Produce an exact copy of all the records.

(Supplied entries):
=== Section Start ===

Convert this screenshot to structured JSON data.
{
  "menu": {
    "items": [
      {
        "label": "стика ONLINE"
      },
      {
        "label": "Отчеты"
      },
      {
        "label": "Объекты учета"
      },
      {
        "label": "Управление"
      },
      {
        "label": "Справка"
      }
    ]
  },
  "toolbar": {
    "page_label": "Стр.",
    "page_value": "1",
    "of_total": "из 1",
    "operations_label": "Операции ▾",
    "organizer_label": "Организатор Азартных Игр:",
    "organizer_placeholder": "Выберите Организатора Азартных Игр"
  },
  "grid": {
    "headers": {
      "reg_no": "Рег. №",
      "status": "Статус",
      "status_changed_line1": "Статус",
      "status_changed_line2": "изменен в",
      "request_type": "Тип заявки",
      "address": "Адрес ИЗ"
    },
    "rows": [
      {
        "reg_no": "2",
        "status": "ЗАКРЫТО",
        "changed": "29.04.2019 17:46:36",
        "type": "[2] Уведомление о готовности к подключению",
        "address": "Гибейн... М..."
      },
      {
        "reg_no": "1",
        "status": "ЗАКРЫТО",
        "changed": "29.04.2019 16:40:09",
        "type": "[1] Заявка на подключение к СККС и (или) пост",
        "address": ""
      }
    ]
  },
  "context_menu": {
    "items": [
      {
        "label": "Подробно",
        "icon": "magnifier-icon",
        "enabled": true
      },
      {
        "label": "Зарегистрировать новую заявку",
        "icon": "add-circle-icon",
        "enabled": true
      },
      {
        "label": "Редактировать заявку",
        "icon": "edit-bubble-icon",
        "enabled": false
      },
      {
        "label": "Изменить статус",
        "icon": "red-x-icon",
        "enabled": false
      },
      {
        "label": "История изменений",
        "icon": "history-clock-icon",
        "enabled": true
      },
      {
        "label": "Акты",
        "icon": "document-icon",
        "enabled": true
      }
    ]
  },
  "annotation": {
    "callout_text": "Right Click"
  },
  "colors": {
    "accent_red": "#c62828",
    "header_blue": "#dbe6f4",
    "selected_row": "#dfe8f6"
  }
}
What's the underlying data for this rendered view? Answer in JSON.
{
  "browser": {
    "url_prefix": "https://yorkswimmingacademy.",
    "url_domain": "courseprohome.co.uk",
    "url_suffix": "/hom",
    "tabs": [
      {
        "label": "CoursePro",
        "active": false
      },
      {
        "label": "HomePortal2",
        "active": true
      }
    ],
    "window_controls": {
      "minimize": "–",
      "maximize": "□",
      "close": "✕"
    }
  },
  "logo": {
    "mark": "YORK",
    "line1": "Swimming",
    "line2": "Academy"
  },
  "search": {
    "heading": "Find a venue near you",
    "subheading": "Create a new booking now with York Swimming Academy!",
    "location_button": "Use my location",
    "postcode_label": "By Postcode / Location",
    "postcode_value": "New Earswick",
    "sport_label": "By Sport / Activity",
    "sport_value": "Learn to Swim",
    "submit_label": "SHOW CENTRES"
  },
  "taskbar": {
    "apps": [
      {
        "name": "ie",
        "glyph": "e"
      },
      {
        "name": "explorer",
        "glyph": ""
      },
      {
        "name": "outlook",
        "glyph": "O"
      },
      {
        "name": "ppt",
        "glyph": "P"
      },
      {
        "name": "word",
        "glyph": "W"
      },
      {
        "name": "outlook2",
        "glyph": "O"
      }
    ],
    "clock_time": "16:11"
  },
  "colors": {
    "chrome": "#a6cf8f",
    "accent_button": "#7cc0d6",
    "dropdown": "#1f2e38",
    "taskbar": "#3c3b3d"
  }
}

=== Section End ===

(Task solution):
Convert this screenshot to structured JSON data.
{
  "menu": {
    "items": [
      {
        "label": "стика ONLINE"
      },
      {
        "label": "Отчеты"
      },
      {
        "label": "Объекты учета"
      },
      {
        "label": "Управление"
      },
      {
        "label": "Справка"
      }
    ]
  },
  "toolbar": {
    "page_label": "Стр.",
    "page_value": "1",
    "of_total": "из 1",
    "operations_label": "Операции ▾",
    "organizer_label": "Организатор Азартных Игр:",
    "organizer_placeholder": "Выберите Организатора Азартных Игр"
  },
  "grid": {
    "headers": {
      "reg_no": "Рег. №",
      "status": "Статус",
      "status_changed_line1": "Статус",
      "status_changed_line2": "изменен в",
      "request_type": "Тип заявки",
      "address": "Адрес ИЗ"
    },
    "rows": [
      {
        "reg_no": "2",
        "status": "ЗАКРЫТО",
        "changed": "29.04.2019 17:46:36",
        "type": "[2] Уведомление о готовности к подключению",
        "address": "Гибейн... М..."
      },
      {
        "reg_no": "1",
        "status": "ЗАКРЫТО",
        "changed": "29.04.2019 16:40:09",
        "type": "[1] Заявка на подключение к СККС и (или) пост",
        "address": ""
      }
    ]
  },
  "context_menu": {
    "items": [
      {
        "label": "Подробно",
        "icon": "magnifier-icon",
        "enabled": true
      },
      {
        "label": "Зарегистрировать новую заявку",
        "icon": "add-circle-icon",
        "enabled": true
      },
      {
        "label": "Редактировать заявку",
        "icon": "edit-bubble-icon",
        "enabled": false
      },
      {
        "label": "Изменить статус",
        "icon": "red-x-icon",
        "enabled": false
      },
      {
        "label": "История изменений",
        "icon": "history-clock-icon",
        "enabled": true
      },
      {
        "label": "Акты",
        "icon": "document-icon",
        "enabled": true
      }
    ]
  },
  "annotation": {
    "callout_text": "Right Click"
  },
  "colors": {
    "accent_red": "#c62828",
    "header_blue": "#dbe6f4",
    "selected_row": "#dfe8f6"
  }
}
What's the underlying data for this rendered view? Answer in JSON.
{
  "browser": {
    "url_prefix": "https://yorkswimmingacademy.",
    "url_domain": "courseprohome.co.uk",
    "url_suffix": "/hom",
    "tabs": [
      {
        "label": "CoursePro",
        "active": false
      },
      {
        "label": "HomePortal2",
        "active": true
      }
    ],
    "window_controls": {
      "minimize": "–",
      "maximize": "□",
      "close": "✕"
    }
  },
  "logo": {
    "mark": "YORK",
    "line1": "Swimming",
    "line2": "Academy"
  },
  "search": {
    "heading": "Find a venue near you",
    "subheading": "Create a new booking now with York Swimming Academy!",
    "location_button": "Use my location",
    "postcode_label": "By Postcode / Location",
    "postcode_value": "New Earswick",
    "sport_label": "By Sport / Activity",
    "sport_value": "Learn to Swim",
    "submit_label": "SHOW CENTRES"
  },
  "taskbar": {
    "apps": [
      {
        "name": "ie",
        "glyph": "e"
      },
      {
        "name": "explorer",
        "glyph": ""
      },
      {
        "name": "outlook",
        "glyph": "O"
      },
      {
        "name": "ppt",
        "glyph": "P"
      },
      {
        "name": "word",
        "glyph": "W"
      },
      {
        "name": "outlook2",
        "glyph": "O"
      }
    ],
    "clock_time": "16:11"
  },
  "colors": {
    "chrome": "#a6cf8f",
    "accent_button": "#7cc0d6",
    "dropdown": "#1f2e38",
    "taskbar": "#3c3b3d"
  }
}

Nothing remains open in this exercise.